[Opening DATA RECORDS section]

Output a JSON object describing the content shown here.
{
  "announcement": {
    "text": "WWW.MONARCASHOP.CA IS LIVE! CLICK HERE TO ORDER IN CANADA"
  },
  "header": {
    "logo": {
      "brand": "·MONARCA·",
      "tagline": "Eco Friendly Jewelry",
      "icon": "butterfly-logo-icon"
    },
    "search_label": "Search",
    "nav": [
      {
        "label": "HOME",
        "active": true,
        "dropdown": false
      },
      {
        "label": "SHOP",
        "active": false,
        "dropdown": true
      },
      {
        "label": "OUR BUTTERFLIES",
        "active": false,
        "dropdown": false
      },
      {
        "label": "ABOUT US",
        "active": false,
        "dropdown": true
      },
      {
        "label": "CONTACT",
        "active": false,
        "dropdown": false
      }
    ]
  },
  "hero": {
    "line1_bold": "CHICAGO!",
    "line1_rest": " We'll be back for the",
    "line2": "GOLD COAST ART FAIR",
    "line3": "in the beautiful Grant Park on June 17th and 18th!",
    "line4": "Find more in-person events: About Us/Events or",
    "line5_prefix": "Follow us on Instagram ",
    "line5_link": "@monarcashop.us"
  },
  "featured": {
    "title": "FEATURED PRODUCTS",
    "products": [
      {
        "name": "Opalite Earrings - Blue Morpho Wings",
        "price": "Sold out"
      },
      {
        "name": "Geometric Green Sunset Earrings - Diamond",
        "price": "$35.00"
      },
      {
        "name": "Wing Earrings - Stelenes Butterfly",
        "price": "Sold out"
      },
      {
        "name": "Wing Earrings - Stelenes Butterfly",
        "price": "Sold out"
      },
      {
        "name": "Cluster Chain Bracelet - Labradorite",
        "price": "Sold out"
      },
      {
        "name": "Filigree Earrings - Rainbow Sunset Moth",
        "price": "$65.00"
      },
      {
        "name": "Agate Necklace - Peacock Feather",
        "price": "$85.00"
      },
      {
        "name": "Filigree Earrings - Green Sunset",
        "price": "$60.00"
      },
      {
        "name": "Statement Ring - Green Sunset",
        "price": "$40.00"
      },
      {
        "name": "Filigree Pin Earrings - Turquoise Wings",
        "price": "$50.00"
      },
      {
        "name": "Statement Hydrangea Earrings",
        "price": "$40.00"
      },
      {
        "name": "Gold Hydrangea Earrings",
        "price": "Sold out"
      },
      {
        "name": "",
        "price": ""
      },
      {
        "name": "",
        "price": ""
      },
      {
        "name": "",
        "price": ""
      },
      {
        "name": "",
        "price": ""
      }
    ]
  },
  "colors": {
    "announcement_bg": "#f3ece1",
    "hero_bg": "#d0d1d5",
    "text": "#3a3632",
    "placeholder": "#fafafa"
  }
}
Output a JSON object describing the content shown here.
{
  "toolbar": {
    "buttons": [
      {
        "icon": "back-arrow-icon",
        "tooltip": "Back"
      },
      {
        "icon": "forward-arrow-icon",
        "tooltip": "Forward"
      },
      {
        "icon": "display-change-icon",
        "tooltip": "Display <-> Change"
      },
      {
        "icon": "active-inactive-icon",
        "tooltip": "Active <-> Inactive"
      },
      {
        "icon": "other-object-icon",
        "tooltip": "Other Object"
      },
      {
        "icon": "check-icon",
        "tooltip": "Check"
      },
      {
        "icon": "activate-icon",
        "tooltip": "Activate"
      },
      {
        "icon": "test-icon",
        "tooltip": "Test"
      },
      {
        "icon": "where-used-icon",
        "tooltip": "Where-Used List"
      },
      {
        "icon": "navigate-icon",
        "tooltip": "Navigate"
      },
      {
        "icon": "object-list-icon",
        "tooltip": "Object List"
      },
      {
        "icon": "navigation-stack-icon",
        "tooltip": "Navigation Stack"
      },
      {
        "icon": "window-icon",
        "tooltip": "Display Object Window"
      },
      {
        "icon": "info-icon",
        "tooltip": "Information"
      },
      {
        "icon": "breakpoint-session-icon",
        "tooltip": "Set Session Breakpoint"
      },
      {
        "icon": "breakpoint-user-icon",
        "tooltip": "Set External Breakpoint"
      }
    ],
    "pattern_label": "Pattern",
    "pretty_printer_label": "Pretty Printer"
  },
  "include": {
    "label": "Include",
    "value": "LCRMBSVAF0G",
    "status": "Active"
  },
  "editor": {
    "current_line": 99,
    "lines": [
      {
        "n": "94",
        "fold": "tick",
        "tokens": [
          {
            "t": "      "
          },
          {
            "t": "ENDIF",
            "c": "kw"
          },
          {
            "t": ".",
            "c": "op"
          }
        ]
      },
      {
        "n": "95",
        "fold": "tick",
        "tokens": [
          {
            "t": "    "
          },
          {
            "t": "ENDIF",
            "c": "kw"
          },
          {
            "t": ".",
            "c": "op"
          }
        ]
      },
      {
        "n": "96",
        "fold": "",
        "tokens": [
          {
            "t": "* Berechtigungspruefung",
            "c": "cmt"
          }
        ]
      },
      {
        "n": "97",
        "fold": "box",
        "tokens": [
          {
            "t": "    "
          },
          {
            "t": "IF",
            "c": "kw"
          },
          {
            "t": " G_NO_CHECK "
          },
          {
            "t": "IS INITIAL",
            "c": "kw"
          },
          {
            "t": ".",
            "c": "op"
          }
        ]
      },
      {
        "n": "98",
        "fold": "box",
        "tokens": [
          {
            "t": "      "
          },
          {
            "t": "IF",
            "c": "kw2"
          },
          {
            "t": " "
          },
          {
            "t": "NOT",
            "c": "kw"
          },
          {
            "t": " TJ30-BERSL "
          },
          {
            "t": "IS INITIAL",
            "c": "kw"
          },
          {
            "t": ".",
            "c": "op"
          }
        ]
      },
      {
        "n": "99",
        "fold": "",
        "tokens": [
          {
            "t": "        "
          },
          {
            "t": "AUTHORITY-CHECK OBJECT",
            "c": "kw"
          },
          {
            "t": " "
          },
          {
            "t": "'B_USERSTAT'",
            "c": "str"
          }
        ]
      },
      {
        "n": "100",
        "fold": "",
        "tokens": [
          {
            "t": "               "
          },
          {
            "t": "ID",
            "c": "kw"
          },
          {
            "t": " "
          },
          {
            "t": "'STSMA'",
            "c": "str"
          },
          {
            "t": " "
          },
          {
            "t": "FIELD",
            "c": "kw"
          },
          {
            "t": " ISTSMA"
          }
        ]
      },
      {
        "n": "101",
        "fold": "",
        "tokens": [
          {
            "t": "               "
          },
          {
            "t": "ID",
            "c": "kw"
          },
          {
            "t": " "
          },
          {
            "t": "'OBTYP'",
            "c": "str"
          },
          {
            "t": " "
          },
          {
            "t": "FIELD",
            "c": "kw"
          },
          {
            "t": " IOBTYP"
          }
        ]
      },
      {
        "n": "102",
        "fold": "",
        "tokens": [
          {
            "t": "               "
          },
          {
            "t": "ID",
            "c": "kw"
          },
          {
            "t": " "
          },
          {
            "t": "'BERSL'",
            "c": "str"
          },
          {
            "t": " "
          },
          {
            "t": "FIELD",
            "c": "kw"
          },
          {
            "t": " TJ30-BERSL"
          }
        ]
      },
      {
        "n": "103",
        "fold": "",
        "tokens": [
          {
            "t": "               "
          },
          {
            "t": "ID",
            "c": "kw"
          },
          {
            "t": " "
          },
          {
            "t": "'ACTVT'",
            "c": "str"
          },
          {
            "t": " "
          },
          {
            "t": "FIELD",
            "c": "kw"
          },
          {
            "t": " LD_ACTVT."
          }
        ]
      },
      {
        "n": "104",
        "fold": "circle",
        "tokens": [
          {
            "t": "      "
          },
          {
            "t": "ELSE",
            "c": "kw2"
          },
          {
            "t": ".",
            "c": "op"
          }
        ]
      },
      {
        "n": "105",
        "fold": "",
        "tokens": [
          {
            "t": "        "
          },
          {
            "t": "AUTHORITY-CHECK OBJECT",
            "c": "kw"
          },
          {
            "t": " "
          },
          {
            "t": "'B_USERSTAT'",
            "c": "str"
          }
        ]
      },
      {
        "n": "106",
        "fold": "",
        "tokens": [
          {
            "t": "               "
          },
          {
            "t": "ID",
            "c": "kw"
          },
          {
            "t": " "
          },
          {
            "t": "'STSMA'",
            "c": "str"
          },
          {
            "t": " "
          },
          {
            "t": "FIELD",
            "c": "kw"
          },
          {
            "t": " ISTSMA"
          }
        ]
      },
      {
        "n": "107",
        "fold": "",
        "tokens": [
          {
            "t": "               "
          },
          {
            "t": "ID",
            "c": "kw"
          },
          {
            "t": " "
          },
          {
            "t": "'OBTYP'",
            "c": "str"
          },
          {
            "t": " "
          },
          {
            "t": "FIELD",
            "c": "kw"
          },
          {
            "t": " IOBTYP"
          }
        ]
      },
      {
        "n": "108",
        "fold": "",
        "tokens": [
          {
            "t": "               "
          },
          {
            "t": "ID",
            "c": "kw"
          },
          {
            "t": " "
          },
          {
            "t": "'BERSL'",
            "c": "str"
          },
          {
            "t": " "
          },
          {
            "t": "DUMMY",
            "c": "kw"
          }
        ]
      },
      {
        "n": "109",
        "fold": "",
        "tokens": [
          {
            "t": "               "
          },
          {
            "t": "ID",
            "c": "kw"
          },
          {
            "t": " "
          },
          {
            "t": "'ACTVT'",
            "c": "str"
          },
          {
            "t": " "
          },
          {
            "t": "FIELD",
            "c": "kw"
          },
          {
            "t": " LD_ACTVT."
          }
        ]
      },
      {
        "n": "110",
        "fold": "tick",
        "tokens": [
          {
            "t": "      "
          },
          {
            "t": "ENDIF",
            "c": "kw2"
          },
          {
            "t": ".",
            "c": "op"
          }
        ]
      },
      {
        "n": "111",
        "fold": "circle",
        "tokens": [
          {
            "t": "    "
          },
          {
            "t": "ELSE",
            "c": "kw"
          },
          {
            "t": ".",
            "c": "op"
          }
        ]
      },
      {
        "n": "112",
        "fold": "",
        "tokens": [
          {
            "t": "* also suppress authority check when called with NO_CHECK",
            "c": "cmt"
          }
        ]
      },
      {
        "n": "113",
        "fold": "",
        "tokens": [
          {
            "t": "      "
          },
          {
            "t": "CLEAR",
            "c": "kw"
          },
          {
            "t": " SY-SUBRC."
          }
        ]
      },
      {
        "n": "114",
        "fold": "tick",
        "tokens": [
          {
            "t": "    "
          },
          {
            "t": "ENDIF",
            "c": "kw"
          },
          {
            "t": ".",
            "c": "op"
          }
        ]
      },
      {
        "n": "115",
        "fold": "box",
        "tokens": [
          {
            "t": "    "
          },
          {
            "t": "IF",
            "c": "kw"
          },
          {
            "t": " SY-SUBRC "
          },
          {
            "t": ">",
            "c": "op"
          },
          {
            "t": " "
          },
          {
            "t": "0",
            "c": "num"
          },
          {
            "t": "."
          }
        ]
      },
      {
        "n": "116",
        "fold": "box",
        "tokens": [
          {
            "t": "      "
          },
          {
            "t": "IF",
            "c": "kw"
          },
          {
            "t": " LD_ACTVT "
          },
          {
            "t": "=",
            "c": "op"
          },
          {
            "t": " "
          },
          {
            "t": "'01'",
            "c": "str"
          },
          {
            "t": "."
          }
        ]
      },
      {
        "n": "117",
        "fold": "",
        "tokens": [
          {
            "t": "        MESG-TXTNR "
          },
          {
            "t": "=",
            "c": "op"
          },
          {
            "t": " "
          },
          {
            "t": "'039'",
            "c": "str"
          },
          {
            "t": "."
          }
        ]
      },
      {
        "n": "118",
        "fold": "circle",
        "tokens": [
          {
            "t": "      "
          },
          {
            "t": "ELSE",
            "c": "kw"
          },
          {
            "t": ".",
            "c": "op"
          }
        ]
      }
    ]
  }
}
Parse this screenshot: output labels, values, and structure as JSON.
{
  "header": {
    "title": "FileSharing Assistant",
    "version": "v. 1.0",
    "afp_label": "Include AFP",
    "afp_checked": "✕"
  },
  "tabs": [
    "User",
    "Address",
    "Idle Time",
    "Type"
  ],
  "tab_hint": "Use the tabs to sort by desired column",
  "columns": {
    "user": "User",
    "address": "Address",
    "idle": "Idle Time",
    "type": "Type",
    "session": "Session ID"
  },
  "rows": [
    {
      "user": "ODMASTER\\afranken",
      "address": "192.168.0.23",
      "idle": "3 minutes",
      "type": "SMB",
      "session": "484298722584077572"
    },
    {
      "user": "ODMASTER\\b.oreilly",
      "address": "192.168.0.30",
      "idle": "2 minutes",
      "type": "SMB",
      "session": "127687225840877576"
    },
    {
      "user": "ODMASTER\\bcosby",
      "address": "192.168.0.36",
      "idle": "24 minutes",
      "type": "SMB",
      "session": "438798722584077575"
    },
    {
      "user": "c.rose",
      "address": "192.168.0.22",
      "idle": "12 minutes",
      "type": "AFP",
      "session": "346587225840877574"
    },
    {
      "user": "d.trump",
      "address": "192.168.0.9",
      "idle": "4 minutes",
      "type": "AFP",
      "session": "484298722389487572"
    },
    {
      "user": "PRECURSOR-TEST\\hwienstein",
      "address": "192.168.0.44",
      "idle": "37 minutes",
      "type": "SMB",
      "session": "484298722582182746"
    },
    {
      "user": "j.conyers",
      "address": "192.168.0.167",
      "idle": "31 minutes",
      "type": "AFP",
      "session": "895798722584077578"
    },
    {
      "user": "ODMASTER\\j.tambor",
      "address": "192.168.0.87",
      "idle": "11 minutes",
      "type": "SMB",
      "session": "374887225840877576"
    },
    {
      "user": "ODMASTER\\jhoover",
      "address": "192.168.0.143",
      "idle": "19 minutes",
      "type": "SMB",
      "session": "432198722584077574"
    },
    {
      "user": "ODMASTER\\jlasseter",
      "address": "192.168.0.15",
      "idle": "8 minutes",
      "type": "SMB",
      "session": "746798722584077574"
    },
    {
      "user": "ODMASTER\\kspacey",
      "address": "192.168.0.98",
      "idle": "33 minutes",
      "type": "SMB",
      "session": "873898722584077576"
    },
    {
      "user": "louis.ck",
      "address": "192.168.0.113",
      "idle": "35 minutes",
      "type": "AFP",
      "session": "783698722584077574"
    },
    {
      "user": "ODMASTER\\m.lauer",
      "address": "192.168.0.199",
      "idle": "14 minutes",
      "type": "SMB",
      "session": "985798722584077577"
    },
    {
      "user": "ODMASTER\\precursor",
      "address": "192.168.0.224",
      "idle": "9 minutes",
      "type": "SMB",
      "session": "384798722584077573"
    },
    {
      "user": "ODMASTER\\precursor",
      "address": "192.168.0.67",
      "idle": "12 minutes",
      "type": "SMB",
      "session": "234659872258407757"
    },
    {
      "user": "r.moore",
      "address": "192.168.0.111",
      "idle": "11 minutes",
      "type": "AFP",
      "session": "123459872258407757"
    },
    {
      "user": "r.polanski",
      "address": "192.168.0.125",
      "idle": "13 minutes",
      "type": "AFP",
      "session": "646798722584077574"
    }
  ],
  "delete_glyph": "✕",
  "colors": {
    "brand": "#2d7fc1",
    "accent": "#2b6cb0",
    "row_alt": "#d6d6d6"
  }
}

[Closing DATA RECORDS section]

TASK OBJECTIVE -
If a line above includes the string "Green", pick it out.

EXERCISE RESULT -
        "name": "Geometric Green Sunset Earrings - Diamond",
        "name": "Filigree Earrings - Green Sunset",
        "name": "Statement Ring - Green Sunset",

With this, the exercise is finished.